It was in Manchester that Engels met his long-time romantic partner Mary Burns. Guided by Mary, he came to fully experience industrial working conditions and the plight of the poorest in society. Manchester subsequently served as the inspiration for researching his first book, The Condition of the Working Class in England.
Engels’s writings and studies continued while he lived in the city and carried on working for the family firm. He reportedly enjoyed going out drinking in Manchester and would also invite Karl Marx up from London so that they could collaborate together in Chetham’s Library. In 1848, Engels and Marx co-authored The Communist Manifesto.
Despite Engels’ prominence in the city’s history, however, Manchester didn’t have a monument dedicated to its adopted son until recently. The artist Phil Collins remedied the situation in the summer of 2017, but not by sculpting a fresh piece of artwork. Instead, he went East and brought home an unwanted souvenir reckoned to have been crafted in the 1970s.
As a socialist icon, many statues of Engels were erected across the Soviet Union and the Eastern Bloc states. Following the end of the Cold War, however, these statues were pulled down and destroyed or discarded.
Collins found this particular likeness of the socialist thinker dumped in an agricultural compound in a small village of Poltava in Ukraine (a country which outlawed signs and symbols from the Communist era in 2015). It was cut in half at the waist, covered in raffia bags and bore traces of blue and yellow paint, the Ukrainian national colors. (These colors are still visible on the restored statue.)
Determined to bring Engels back to his long-time home, Collins turned the long journey back to England into an artistic project as part of the Manchester International Festival.

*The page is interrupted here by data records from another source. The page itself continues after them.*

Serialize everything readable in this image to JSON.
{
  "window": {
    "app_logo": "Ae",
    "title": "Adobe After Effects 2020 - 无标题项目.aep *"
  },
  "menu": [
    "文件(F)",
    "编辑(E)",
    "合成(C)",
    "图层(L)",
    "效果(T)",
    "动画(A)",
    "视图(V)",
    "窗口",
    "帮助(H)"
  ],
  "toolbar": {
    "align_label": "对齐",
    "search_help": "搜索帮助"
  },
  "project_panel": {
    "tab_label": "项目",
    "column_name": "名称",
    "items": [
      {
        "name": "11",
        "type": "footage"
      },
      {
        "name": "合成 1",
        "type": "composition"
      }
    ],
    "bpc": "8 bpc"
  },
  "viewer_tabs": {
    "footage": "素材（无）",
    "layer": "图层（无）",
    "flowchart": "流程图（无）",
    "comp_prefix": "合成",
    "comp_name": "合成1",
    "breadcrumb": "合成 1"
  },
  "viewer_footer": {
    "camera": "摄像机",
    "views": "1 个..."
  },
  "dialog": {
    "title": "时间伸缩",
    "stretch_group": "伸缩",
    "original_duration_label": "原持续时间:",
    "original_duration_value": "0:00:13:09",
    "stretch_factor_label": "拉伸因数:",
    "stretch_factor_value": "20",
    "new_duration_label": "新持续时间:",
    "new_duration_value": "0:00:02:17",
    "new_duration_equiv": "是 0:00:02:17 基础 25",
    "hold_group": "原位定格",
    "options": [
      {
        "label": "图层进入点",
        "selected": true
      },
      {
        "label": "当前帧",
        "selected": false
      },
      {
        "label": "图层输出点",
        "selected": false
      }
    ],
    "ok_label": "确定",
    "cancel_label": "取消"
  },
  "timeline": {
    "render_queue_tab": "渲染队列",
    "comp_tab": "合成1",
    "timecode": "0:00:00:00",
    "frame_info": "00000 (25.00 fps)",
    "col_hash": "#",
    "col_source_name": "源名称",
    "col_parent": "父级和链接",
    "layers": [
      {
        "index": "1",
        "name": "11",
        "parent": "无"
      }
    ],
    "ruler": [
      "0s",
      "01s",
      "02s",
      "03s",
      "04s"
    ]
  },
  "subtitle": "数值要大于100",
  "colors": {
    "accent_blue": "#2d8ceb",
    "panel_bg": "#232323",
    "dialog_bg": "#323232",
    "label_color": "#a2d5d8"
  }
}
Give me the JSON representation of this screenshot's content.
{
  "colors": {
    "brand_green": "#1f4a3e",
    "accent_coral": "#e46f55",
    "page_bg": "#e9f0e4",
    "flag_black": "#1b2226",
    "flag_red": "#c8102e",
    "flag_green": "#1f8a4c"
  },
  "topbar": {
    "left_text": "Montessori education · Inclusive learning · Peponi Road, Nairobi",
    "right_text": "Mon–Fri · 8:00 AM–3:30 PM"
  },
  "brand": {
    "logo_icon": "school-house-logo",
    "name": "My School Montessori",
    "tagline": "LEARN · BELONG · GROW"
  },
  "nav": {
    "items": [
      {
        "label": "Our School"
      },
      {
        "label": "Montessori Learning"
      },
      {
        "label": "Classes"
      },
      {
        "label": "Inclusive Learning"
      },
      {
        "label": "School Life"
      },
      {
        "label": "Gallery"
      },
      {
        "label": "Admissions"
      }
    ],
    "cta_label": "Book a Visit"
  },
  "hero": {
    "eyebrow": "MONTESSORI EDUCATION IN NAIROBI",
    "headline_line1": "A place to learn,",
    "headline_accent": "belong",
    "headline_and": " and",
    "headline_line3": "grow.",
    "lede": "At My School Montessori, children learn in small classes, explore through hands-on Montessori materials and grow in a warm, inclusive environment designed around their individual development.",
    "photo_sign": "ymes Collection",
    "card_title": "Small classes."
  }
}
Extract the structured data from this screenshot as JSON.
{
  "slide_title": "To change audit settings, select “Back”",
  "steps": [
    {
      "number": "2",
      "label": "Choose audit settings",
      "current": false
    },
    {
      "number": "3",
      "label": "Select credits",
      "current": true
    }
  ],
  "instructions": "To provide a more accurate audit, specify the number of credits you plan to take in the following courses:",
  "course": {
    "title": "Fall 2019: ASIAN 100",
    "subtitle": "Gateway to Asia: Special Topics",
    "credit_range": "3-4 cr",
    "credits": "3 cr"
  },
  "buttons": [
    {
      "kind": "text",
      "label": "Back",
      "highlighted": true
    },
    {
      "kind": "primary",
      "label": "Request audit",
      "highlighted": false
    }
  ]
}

After a passage through Europe with stops at key locations in Engels’s life, the statue now has a permanent place in Manchester city center.
Standing tall in a public square outside a relatively new performing arts center, the striking Soviet statue brings a touch of personality to an area of modern development, and serves as another monument representing Manchester’s radical heritage.